Sadly, I don’t think it is. Sadly, I believe that such networks and media are only informing us more clearly of what we already got up to and did offline; of what we already got up to and did before social came along.
Our politicians a ragbag of corrupt self-serving auto-publicists? Yes? And? So what’s new?
Our business leaders a cabal of establishment-infiltrating fascists? So? And? Need me to explain any more?
Our men and women (mainly men though, it would seem), predisposed to insults and slagging the disadvantaged violently off, given half a virtual chance? Wow! And? Who’d have thought it?
This is the underbelly of life turned over and exposed to the light of online examination.
The underbelly was always there though.
Women were always abused by their partners; by their nearest and dearest.
Politicians always trampled on electorates.
Business leaders always took ruthless advantage of their customers; always hid their dirty boardroom linen.
Nothing’s changed. Nothing’s changing. In fact, the only difference I can see is that all of us can see and share more of the shit which they (that is to say, we) used to hide.
Perhaps, then, what we need to propose is something different from this simple reporting, spreading and retweeting of shit. Perhaps we need to reconceptualise the purpose of social: where the Tories condemn socialism as a tool for the desperately poor – even as they reconfigure and reuse it as a pig-trough mechanism for the scrounging rich – maybe a better use of social would be to reproduce environments of support for the disadvantaged. Don’t people our timelines with stories of disheartening state and corporate violence – or, at least, don’t people all our timelines with such depressing news as this – but, rather, instead, move to use our connectivity to enthuse and organise parallel environments of a kindly and supportive society of the benevolent.
Yesterday I exchanged a tweet or two on the subject of building a new Berlin Wall around London, with the aim of encircling and enclosing all the prejudiced Tories within. An underground movement could at the same time be established to help those not of a Tory persuasion to escape their fate.
This was, of course, a joke. Unfortunately, it didn’t seem very funny. Unfortunately, it seemed all too attractive to those of us exchanging our evermore bitter comments.
Maybe connectivity isn’t all it’s cracked up to be. Knowing too much about the underbelly of life doesn’t necessarily make one more powerful any more. Knowledge isn’t power these days. The willingness to brazenly lie, on the other hand, is.
And I realise, as I reread the above before publishing, that I was a naive little citizen for a very long time.
I’m not sure I don’t want to continue being so.
The problem with veils that fall away, however, is that once on the ground the evil do proceed with their trampling.
The real corporate purpose of social, if you ask me? To remove all choice of naivete; to remove all chance of childlikeness.
To remove, ultimately, all possibility that our (once shared) humanenesses may return from the caves in which they currently, frightened, hide out.
But we still have an opportunity. We still may cast a tiny shadow of a doubt.
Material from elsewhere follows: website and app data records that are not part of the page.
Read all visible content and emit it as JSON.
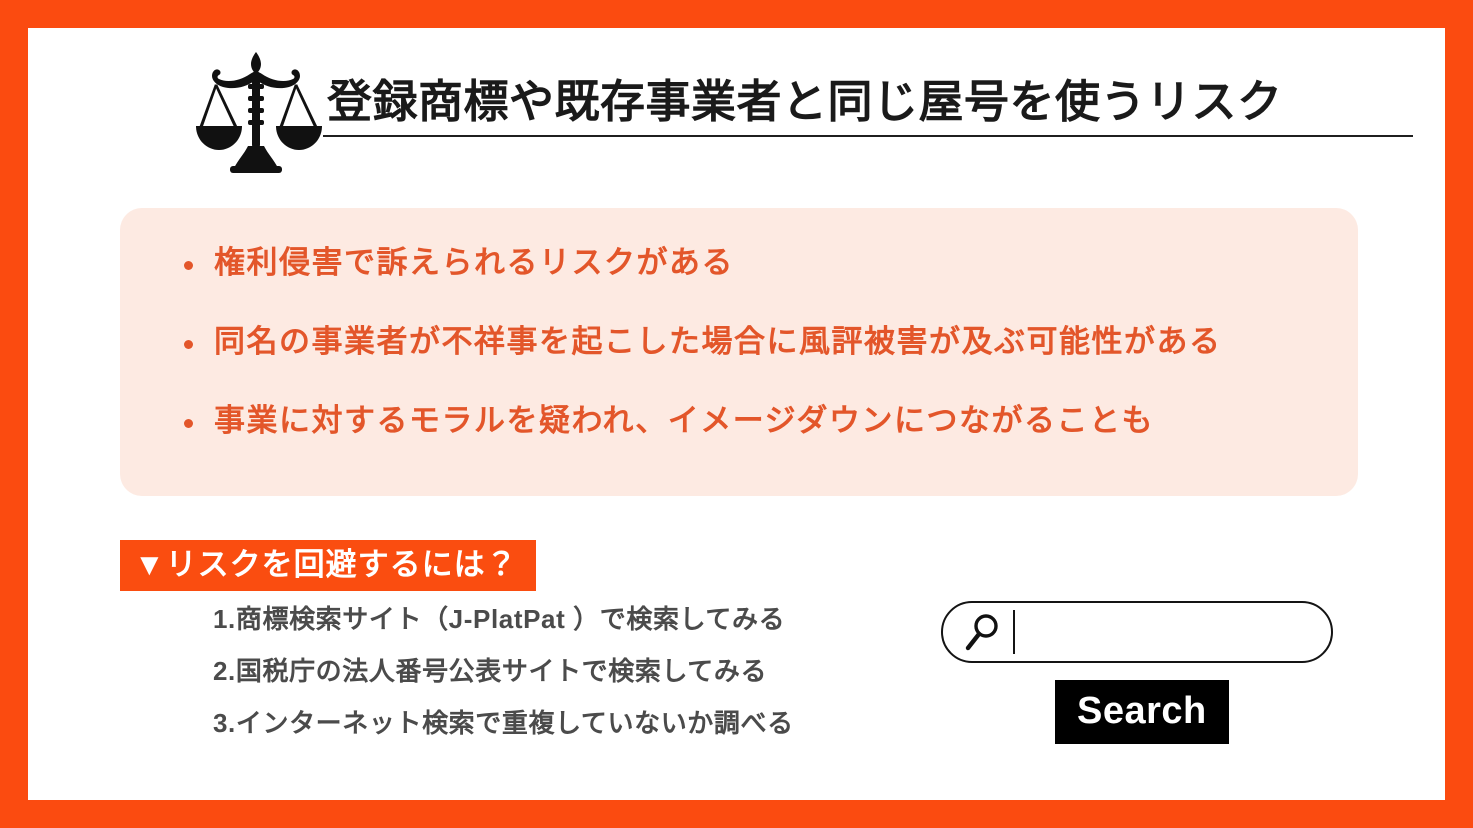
{
  "theme": {
    "frame_orange": "#FB4B10",
    "card_peach": "#FDEAE2",
    "risk_text_orange": "#E3562A",
    "banner_orange": "#FA4D10",
    "step_gray": "#4B4B4B",
    "title_black": "#1A1A1A",
    "button_black": "#000000"
  },
  "header": {
    "icon": "balance-scale-icon",
    "title": "登録商標や既存事業者と同じ屋号を使うリスク"
  },
  "risks": {
    "items": [
      "権利侵害で訴えられるリスクがある",
      "同名の事業者が不祥事を起こした場合に風評被害が及ぶ可能性がある",
      "事業に対するモラルを疑われ、イメージダウンにつながることも"
    ]
  },
  "banner": {
    "label": "▼リスクを回避するには？"
  },
  "steps": {
    "items": [
      "1.商標検索サイト（J-PlatPat ）で検索してみる",
      "2.国税庁の法人番号公表サイトで検索してみる",
      "3.インターネット検索で重複していないか調べる"
    ]
  },
  "search": {
    "icon": "magnifier-icon",
    "value": "",
    "placeholder": "",
    "button_label": "Search"
  }
}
We still, even so, may be able to turn the tables on the moneymen. If only we can make of social a proactive tool for the parallel, perhaps one day we can re-emerge blinking from our caves. Perhaps one day we can recover our humaneness. Perhaps one day social won’t just tell us how it always was but, instead, help us define exactly how it really should be.